Uncle Donald was quite outspoken on the subject of my family’s camping trips. His family had a pop-up camper – which we oxymoronically called a “tent trailer” – and he just couldn’t believe the foolishness of my family camping in tents! Bears? Weren’t we afraid of bears? Or mountain lions? Or snakes? That was all my mother could take; in the only known example of her back-talking anyone, she whirled on Uncle Donald and snapped, “Snakes? SNAKES? Since when can snakes open tent zippers?” Wow – we were impressed; we had no idea she had that kind of fire in her.
My last visit to the farm was in February of my junior year of high school, on the day of Grandpa’s funeral. Grandpa had been in the hospital in Littlefield for a few weeks before he died; he was 88. When Aunt Elizabeth went to his house after he died, she found his suit laid out with a note pinned to it, saying that was the suit he wanted to be buried in. He’d written the note while he waited for the ambulance, which he’d called himself, to come get him.
We gathered at the farm before the funeral. Donna Beth and Bill were both married by this time, so there was significant shift in the family dynamic. While we waited to go to the Methodist church for the service, Bill entertained us by taking extreme close-ups of us with his new camera – a front tooth, an eyebrow. It was the most attention he ever paid us and maybe it was how he dealt with grief.
At the little Methodist church, the pews were filled with Eastern Star ladies and Rainbow Girls, and people I didn’t know. Our minister from Lubbock gave the sermon, though I can’t recall why. Nor can I recall what he said. Grandpa was the first grandparent I’d lost and I was trying to figure out my role in the universe, or something, and didn’t listen to whatever words of comfort were offered. After the service, I rode with Ruth and Uncle Donald and Aunt Elizabeth for the 30-mile trip to the cemetery in Littlefield.

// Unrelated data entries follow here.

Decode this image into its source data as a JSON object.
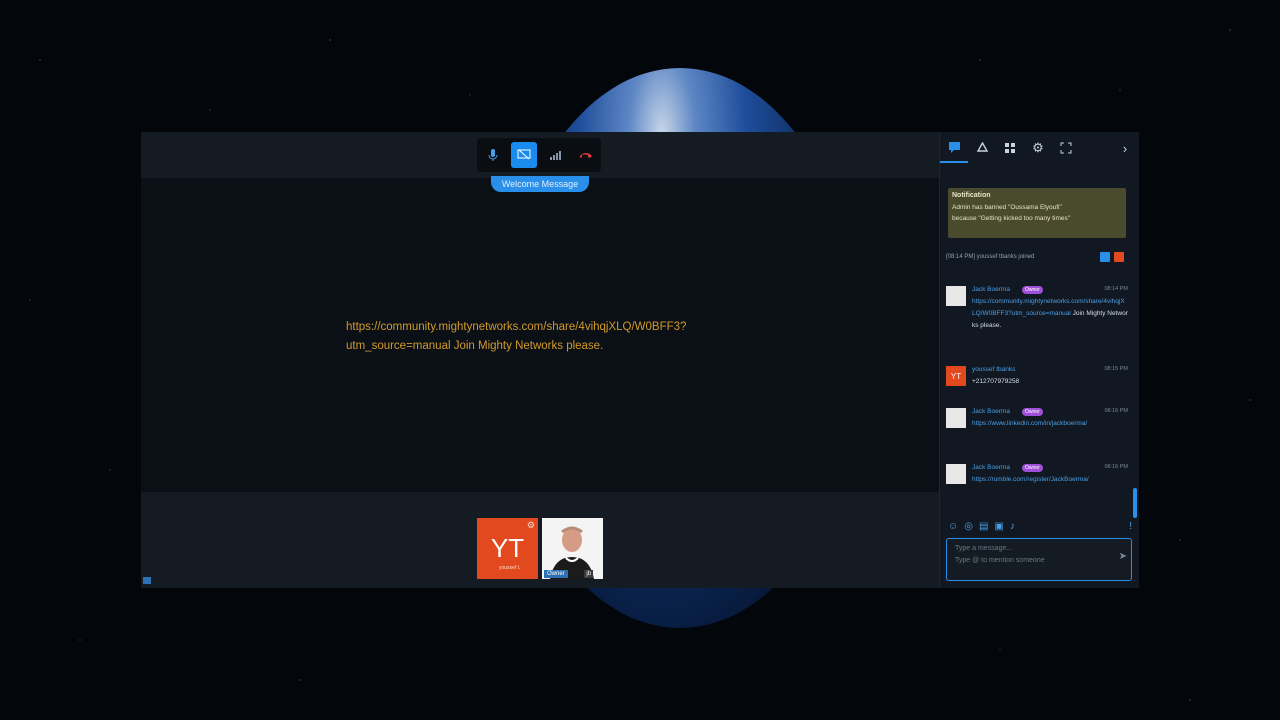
{
  "controls": {
    "mic_icon": "mic-icon",
    "screen_icon": "screen-share-icon",
    "signal_icon": "signal-icon",
    "hangup_icon": "hangup-icon",
    "welcome_label": "Welcome Message"
  },
  "stage": {
    "line1": "https://community.mightynetworks.com/share/4vihqjXLQ/W0BFF3?",
    "line2": "utm_source=manual Join Mighty Networks please."
  },
  "participants": [
    {
      "initials": "YT",
      "sub": "youssef t."
    },
    {
      "tag": "Owner",
      "tag2": "jb"
    }
  ],
  "sidebar": {
    "tabs": [
      "chat-icon",
      "recycle-icon",
      "grid-icon",
      "settings-icon",
      "fullscreen-icon"
    ],
    "collapse": "›"
  },
  "notification": {
    "title": "Notification",
    "body_line1": "Admin has banned \"Oussama Elyoufi\"",
    "body_line2": "because \"Getting kicked too many times\""
  },
  "system_line": "[08:14 PM] youssef tbanks joined",
  "messages": [
    {
      "name": "Jack Boerma",
      "badge": "Owner",
      "time": "08:14 PM",
      "link": "https://community.mightynetworks.com/share/4vihqjXLQ/W0BFF3?utm_source=manual",
      "text": " Join Mighty Networks please."
    },
    {
      "name": "youssef tbanks",
      "time": "08:15 PM",
      "text": "+212707979258",
      "initials": "YT"
    },
    {
      "name": "Jack Boerma",
      "badge": "Owner",
      "time": "08:16 PM",
      "link": "https://www.linkedin.com/in/jackboerma/"
    },
    {
      "name": "Jack Boerma",
      "badge": "Owner",
      "time": "08:16 PM",
      "link": "https://rumble.com/register/JackBoerma/"
    }
  ],
  "composer": {
    "placeholder1": "Type a message...",
    "placeholder2": "Type @ to mention someone"
  }
}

Just north of Littlefield, we passed the house where Grandpa had lived for many years, the cedar windbreak he planted decades earlier grown enough to nearly obscure the house. Seeing the house was sadder than the funeral had been.
The only other things I can remember are that it was bitterly cold, that I wore an extremely short dress, and that Ruth cried (in my opinion) more for effect than in mourning.
The graveside service was on a windy, cold hill in the cemetery in Littlefield, where Grandpa was laid next to my grandmother Evelyn. I’d never been to the cemetery before, and I learned then that my grandmother had died on Christmas Eve, another sad fact to stack with the rest that I’d begun to accumulate. After the graveside service, we got in our car and returned to Lubbock. It took me three days to get warm again.
The family gatherings tapered off after Grandpa died. At some point, Donald and Elizabeth built a new house in town; I guess one of their farmhands lives in the old one. The last time that I saw Ruth was at my wedding, in 1978, when she elbowed her way through the other unmarried female guests and caught the bouquet. Supporting the bouquet-catching tradition, she was the next one to get married, to a crop-duster from Muleshoe.
My mother tells me that Aunt Elizabeth brags “too much” about her grandchildren, which I take to mean that she is overwhelmed by Aunt Elizabeth’s higher grandchildren census.
She also says that Uncle Donald “drinks.” But I think she’s still mad about the snake comment.